“Hockey [takes up] a ton of my time,” said Spodek, who has volunteered for the past eight years developing and building the association’s program. “We’ve got things figured out for the adults, so now we are focusing on roller hockey and ice hockey for kids,” he said.
That didn’t take long. Gilad Shalit is now fair game for criticism, so it seems. Shas Minister Meshulam Nahari publicly condemned Shalit for going to the beach on his first Sabbath out of captivity, instead of going to synagogue. So reports Ynet.
Well I don’t know about you, but I’d say it’s fair that after five years in captivity, Shalit do what he likes on his first free Sabbath.
I’m troubled by this jumping-to-conclusions on the part of the Shas man. He says that Shalit should have gone to say the prayer for people who have been in dangerous situations. Well excuse me, Mr. Minister. He walked free on a Tuesday, meaning that if he wanted to recite the prayer on a day when there is a Torah reading in synagogue, he may well have done so on the preceding Thursday (the Torah being read on Mondays, Thursdays and on the Sabbath). Or he may have gone to synagogue before heading to the beach.
It’s the iPhone app that helps you to be a shloch. For Israeli teenagers who grow up attending schools with — how shall I put this delicately as the husband of a teacher? — loose discipline by international standards, the military police they encounter on their conscription to the army come as a shock.
All of a sudden they can be apprehended anywhere in the country if they’re not wearing their uniform according to regulation, or for a variety of other misdemeanors. Coming from schoolrooms where threats of punishments are rarely acted upon, they’re now in an army where the police officers mean business, and punishments are harsh.
Republican presidential candidate Herman Cain has once again demonstrated that he could use a crash course in American foreign policy. His latest blunder in this subject area comes as a quote from him in Israel Hayom, the Israeli right-wing mass circulation tabloid backed by American multi-billionaire Sheldon Adelson.
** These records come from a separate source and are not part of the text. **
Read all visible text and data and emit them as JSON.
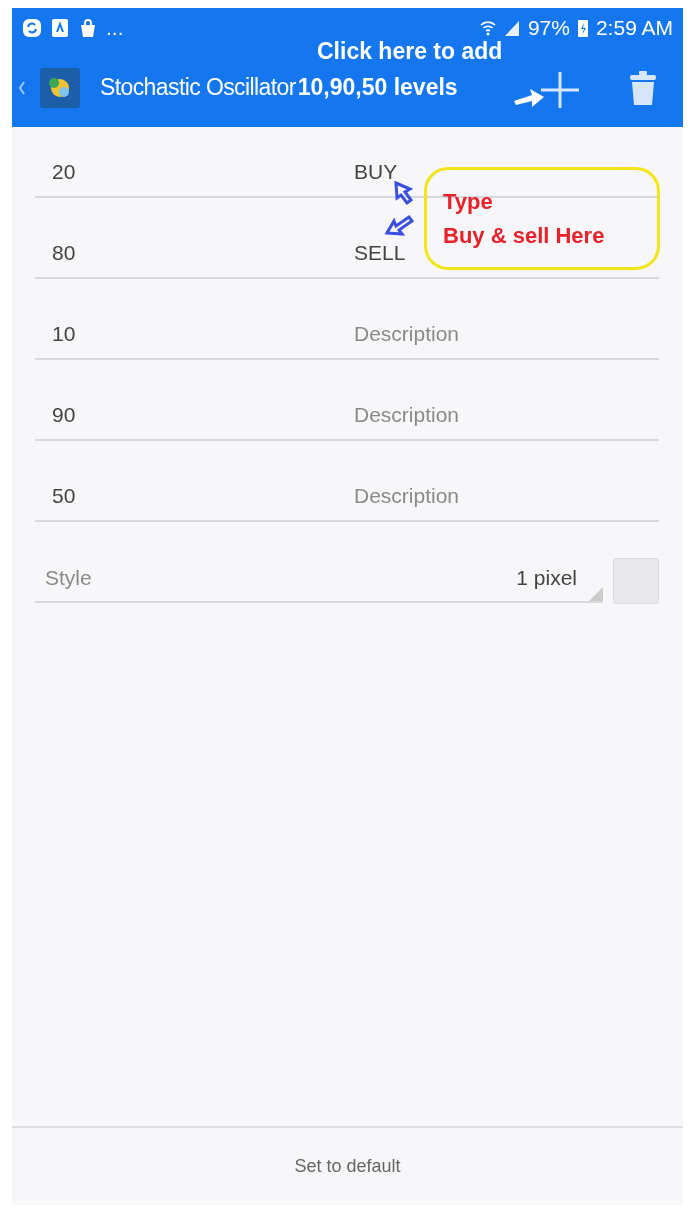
{
  "status_bar": {
    "notification_more": "...",
    "battery": "97%",
    "time": "2:59 AM"
  },
  "toolbar": {
    "title": "Stochastic Oscillator"
  },
  "annotations": {
    "header_hint": "Click here to add",
    "header_levels": "10,90,50 levels",
    "callout_line_1": "Type",
    "callout_line_2": "Buy & sell Here"
  },
  "levels": [
    {
      "value": "20",
      "description": "BUY"
    },
    {
      "value": "80",
      "description": "SELL"
    },
    {
      "value": "10",
      "placeholder": "Description"
    },
    {
      "value": "90",
      "placeholder": "Description"
    },
    {
      "value": "50",
      "placeholder": "Description"
    }
  ],
  "style": {
    "label": "Style",
    "value": "1 pixel"
  },
  "footer": {
    "button": "Set to default"
  }
}
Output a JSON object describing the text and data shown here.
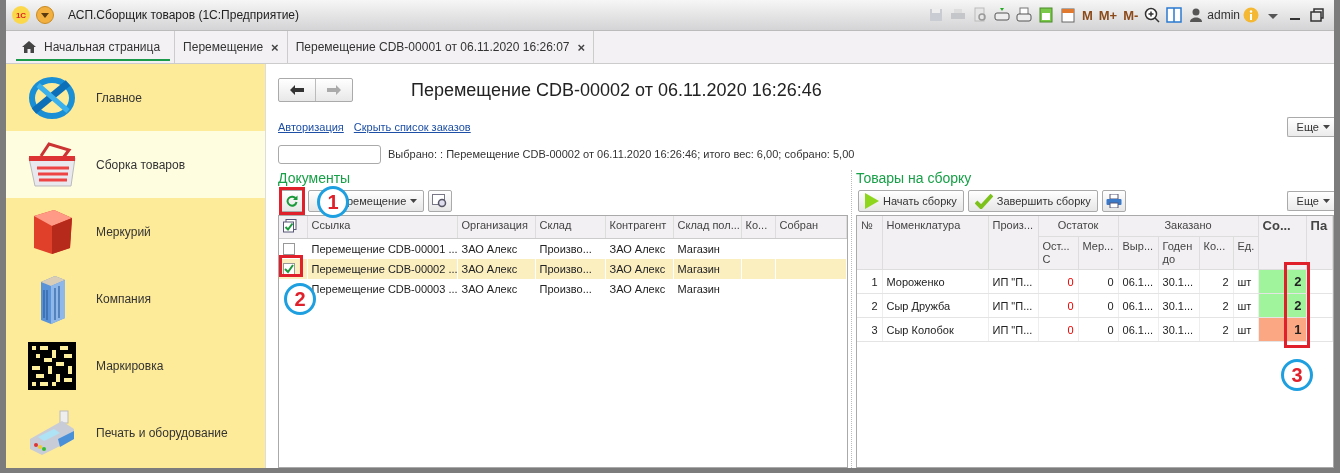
{
  "window": {
    "logo": "1С",
    "title": "АСП.Сборщик товаров  (1С:Предприятие)",
    "memory_buttons": [
      "M",
      "M+",
      "M-"
    ],
    "user": "admin"
  },
  "tabs": [
    {
      "label": "Начальная страница",
      "kind": "home",
      "selected": true
    },
    {
      "label": "Перемещение",
      "kind": "closable",
      "close": "×",
      "selected": false
    },
    {
      "label": "Перемещение CDB-00001 от 06.11.2020 16:26:07",
      "kind": "closable",
      "close": "×",
      "selected": false
    }
  ],
  "sidebar": {
    "items": [
      {
        "label": "Главное",
        "kind": "orbit",
        "selected": false
      },
      {
        "label": "Сборка товаров",
        "kind": "basket",
        "selected": true
      },
      {
        "label": "Меркурий",
        "kind": "cube",
        "selected": false
      },
      {
        "label": "Компания",
        "kind": "building",
        "selected": false
      },
      {
        "label": "Маркировка",
        "kind": "code",
        "selected": false
      },
      {
        "label": "Печать и оборудование",
        "kind": "terminal",
        "selected": false
      }
    ]
  },
  "form": {
    "title": "Перемещение CDB-00002 от 06.11.2020 16:26:46",
    "links": [
      "Авторизация",
      "Скрыть список заказов"
    ],
    "more_button": "Еще",
    "selection_text": "Выбрано: : Перемещение CDB-00002 от 06.11.2020 16:26:46; итого вес: 6,00; собрано: 5,00"
  },
  "documents": {
    "title": "Документы",
    "filter_button": "ремещение",
    "columns": [
      "Ссылка",
      "Организация",
      "Склад",
      "Контрагент",
      "Склад пол...",
      "Ко...",
      "Собран"
    ],
    "rows": [
      {
        "checked": false,
        "selected": false,
        "cells": [
          "Перемещение CDB-00001 ...",
          "ЗАО Алекс",
          "Произво...",
          "ЗАО Алекс",
          "Магазин"
        ]
      },
      {
        "checked": true,
        "selected": true,
        "cells": [
          "Перемещение CDB-00002 ...",
          "ЗАО Алекс",
          "Произво...",
          "ЗАО Алекс",
          "Магазин"
        ]
      },
      {
        "selected": false,
        "cells": [
          "Перемещение CDB-00003 ...",
          "ЗАО Алекс",
          "Произво...",
          "ЗАО Алекс",
          "Магазин"
        ]
      }
    ]
  },
  "goods": {
    "title": "Товары на сборку",
    "buttons": [
      "Начать сборку",
      "Завершить сборку"
    ],
    "more_button": "Еще",
    "columns": [
      {
        "label": "№"
      },
      {
        "label": "Номенклатура"
      },
      {
        "label": "Произ..."
      },
      {
        "label": "Остаток",
        "colspan": 2,
        "children": [
          {
            "label": "Ост... С"
          },
          {
            "label": "Мер..."
          }
        ]
      },
      {
        "label": "Заказано",
        "colspan": 4,
        "children": [
          {
            "label": "Выр..."
          },
          {
            "label": "Годен до"
          },
          {
            "label": "Ко..."
          },
          {
            "label": "Ед."
          }
        ]
      },
      {
        "label": "Со..."
      },
      {
        "label": "Па"
      }
    ],
    "rows": [
      {
        "cells": [
          "1",
          "Мороженко",
          "ИП \"П...",
          "0",
          "0",
          "06.1...",
          "30.1...",
          "2",
          "шт"
        ],
        "collected": "2",
        "color": "#a0f59c"
      },
      {
        "cells": [
          "2",
          "Сыр Дружба",
          "ИП \"П...",
          "0",
          "0",
          "06.1...",
          "30.1...",
          "2",
          "шт"
        ],
        "collected": "2",
        "color": "#a0f59c"
      },
      {
        "cells": [
          "3",
          "Сыр Колобок",
          "ИП \"П...",
          "0",
          "0",
          "06.1...",
          "30.1...",
          "2",
          "шт"
        ],
        "collected": "1",
        "color": "#fca783"
      }
    ]
  },
  "annotations": [
    {
      "label": "1"
    },
    {
      "label": "2"
    },
    {
      "label": "3"
    }
  ]
}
Sounding more extreme than even the most hardened Israeli nationalist, Cain referred to the Palestinians dismissively as “the so-called Palestinian people.” He was speaking of the Palestinian’s seeking U.N. membership and the full quote was “I think that the so-called Palestinian people have this urge for unilateral recognition because they see this president [Obama] as weak.”